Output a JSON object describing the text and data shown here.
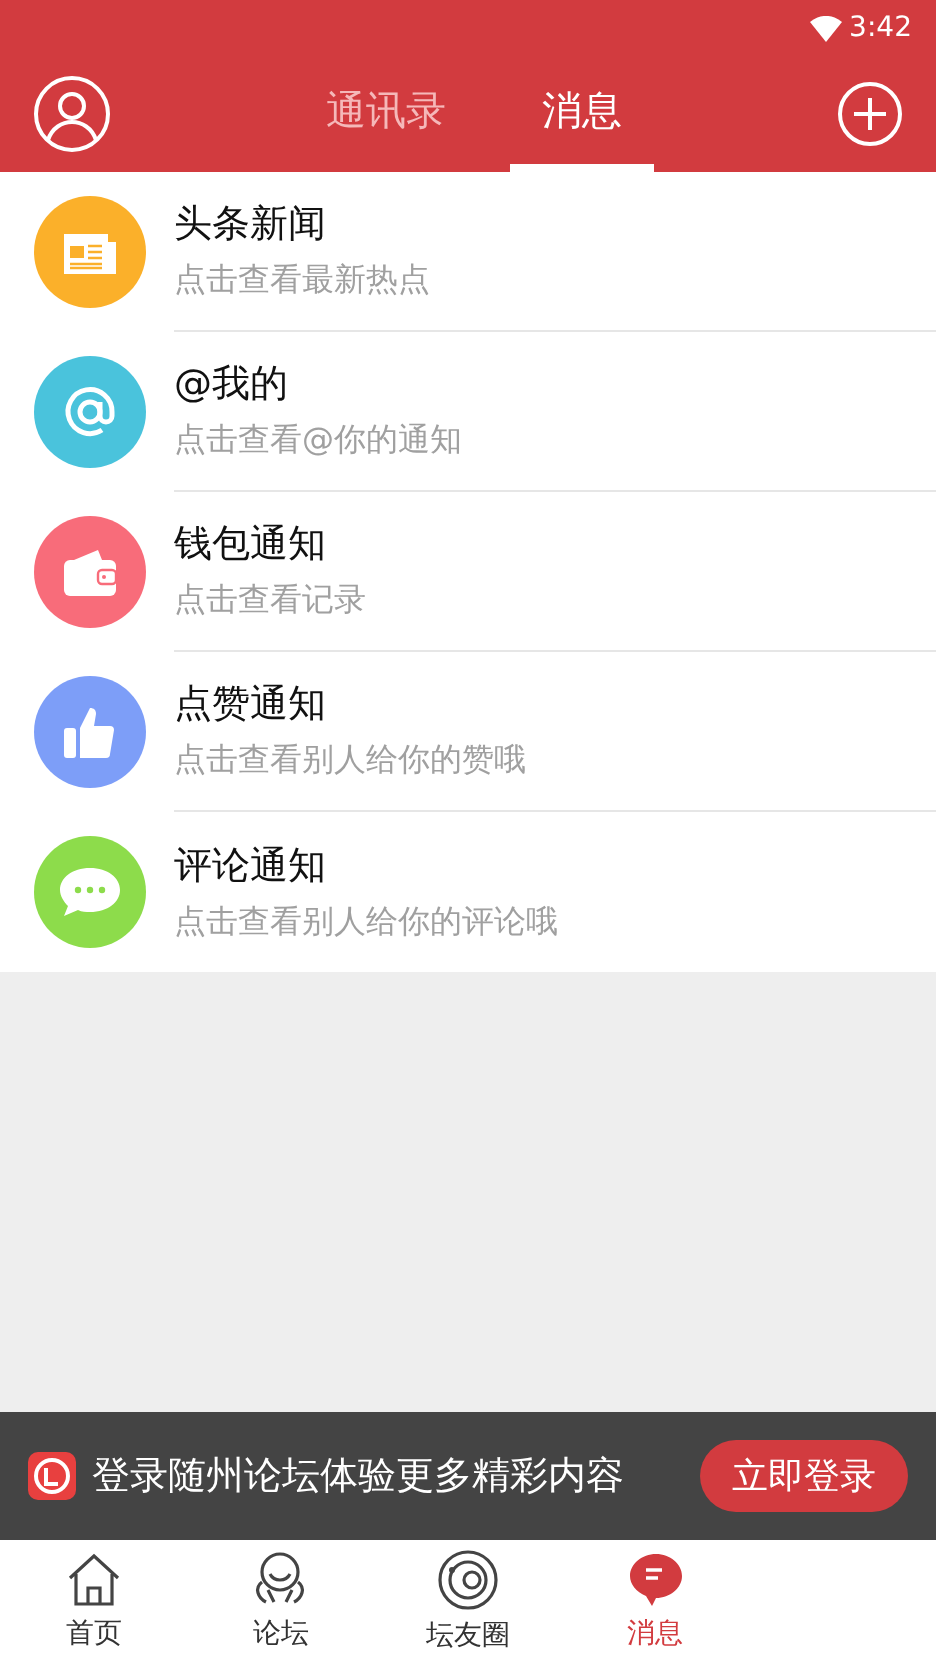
{
  "status_bar": {
    "time": "3:42"
  },
  "header": {
    "tabs": [
      {
        "label": "通讯录",
        "selected": false
      },
      {
        "label": "消息",
        "selected": true
      }
    ]
  },
  "messages": [
    {
      "kind": "news",
      "title": "头条新闻",
      "subtitle": "点击查看最新热点",
      "color": "#fbb02a"
    },
    {
      "kind": "mention",
      "title": "@我的",
      "subtitle": "点击查看@你的通知",
      "color": "#4ac3dc"
    },
    {
      "kind": "wallet",
      "title": "钱包通知",
      "subtitle": "点击查看记录",
      "color": "#f86c7a"
    },
    {
      "kind": "like",
      "title": "点赞通知",
      "subtitle": "点击查看别人给你的赞哦",
      "color": "#7d9ef8"
    },
    {
      "kind": "comment",
      "title": "评论通知",
      "subtitle": "点击查看别人给你的评论哦",
      "color": "#8ddc4b"
    }
  ],
  "login_banner": {
    "text": "登录随州论坛体验更多精彩内容",
    "button": "立即登录"
  },
  "bottom_nav": [
    {
      "kind": "home",
      "label": "首页",
      "selected": false
    },
    {
      "kind": "forum",
      "label": "论坛",
      "selected": false
    },
    {
      "kind": "circle",
      "label": "坛友圈",
      "selected": false
    },
    {
      "kind": "message",
      "label": "消息",
      "selected": true
    }
  ]
}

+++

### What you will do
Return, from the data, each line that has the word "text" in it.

### Solution to the exercise
Output a JSON object describing the text and data shown here.
    "text": "登录随州论坛体验更多精彩内容",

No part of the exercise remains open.